Increasing efficiency could be an effective way to bring down the cost of solar modules, whose price has already fallen dramatically during the past several years. Much of the cost of conventional silicon systems is now associated with things like wiring, installation and permitting. More efficient panels would mean we need fewer of them to produce the same amount of power — which in turn cuts the costs of hardware and installation. But concentrated photovoltaic technology has so far failed to gain traction because it’s still too expensive and bulky to compete with conventional silicon solar panels.
Guardian: Dyson Developing an Electric Car, According to Government Documents
Dyson is developing an electric car at its headquarters in Wiltshire with help from public money, according to government documents.
The company, which makes a range of products that utilize the sort of highly efficient motors needed for an electric car such as vacuum cleaners, hand dryers and bladeless fans, last year refused to rule out rumors it was building one.
But on Wednesday, the government appeared to have accidentally disclosed Dyson is working on one, along with other big companies outside of the automotive industry, such as Apple.
New York Times Editorial: Wall Street’s Retreat From King Coal
The grave environmental damage from coal-fired power plants has done nothing to deter the Senate majority leader, Mitch McConnell, from decrying a “war on coal” and orchestrating his own war against the Obama administration’s climate-change agenda.

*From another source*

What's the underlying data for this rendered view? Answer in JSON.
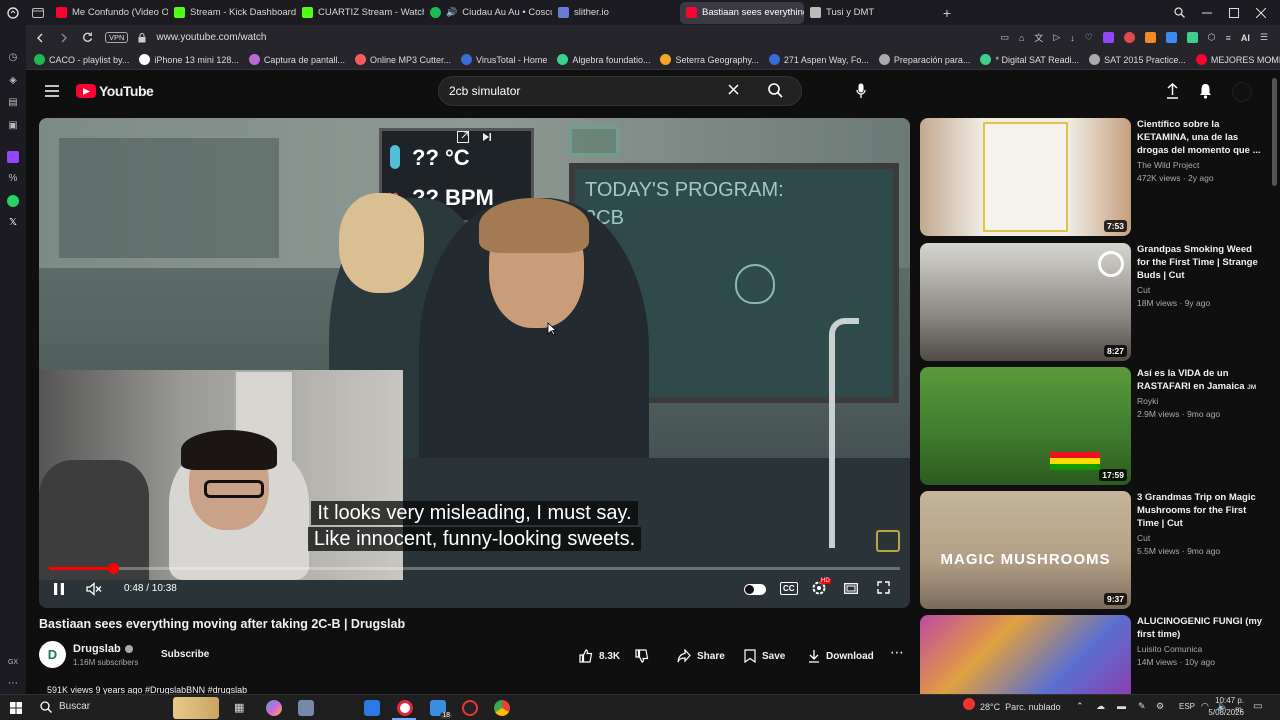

But he and other coal-state Republicans would be foolish to ignore the growing consensus on Wall Street that King Coal, for all its legendary political power, has turned into a decidedly bad investment.
JPMorgan Chase announced this month that it would no longer finance new coal-fired power plants in the United States or other advanced nations, joining Bank of America, Citigroup and Morgan Stanley in retreating from a fuel that provides about one-third of the nation’s electricity and accounts for about one-quarter of the carbon emissions that feed global warming.
Dallas Morning News: PUC Approves Plan for Hunt Group to Buy Oncor
Texas electric power customers will need to wait a year or so to find out if a buyout plan of Oncor approved Thursday by the Public Utility Commission will affect their rates.
In fact, there are still questions about whether conditions imposed by the PUC will challenge the plan crafted by a group of investors led by Dallas billionaire Ray L. Hunt and his son, Hunter Hunt.
The Hunt group wants to buy part of the state’s largest utility. Energy Future Holdings went into bankruptcy in 2014. The Hunt group wants one piece: Oncor, which owns about 119,000 miles of transmission and distribution lines that deliver power to more than 3 million homes and businesses in North and West Texas.
Ars Technica: Volkswagen E-Golfs Stall Due to Battery Software Problem, Recall Announced
Volkswagen will recall the 5,561 e-Golf electric vehicles that it has sold in the U.S. since November 2014 due to a battery software problem, the National Highway Traffic Safety Administration said today. Customers will have to bring their cars to dealerships to get a software update.
According to an NHTSA report, the e-Golf’s battery management software is at risk of stalling the car if the system detects a power surge. Specifically, the agency writes, “Oversensitive diagnostics for the high-voltage battery management system may falsely detect an electrical surge, resulting in the vehicle’s electric drive motor shutting down unexpectedly.” The NHTSA report notes that power steering, anti-lock brakes, lights, and airbags on the e-Golf were unaffected by the high-voltage battery glitch because they’re powered by a separate 12V battery system.
This article was originally featured on greentechmedia.com.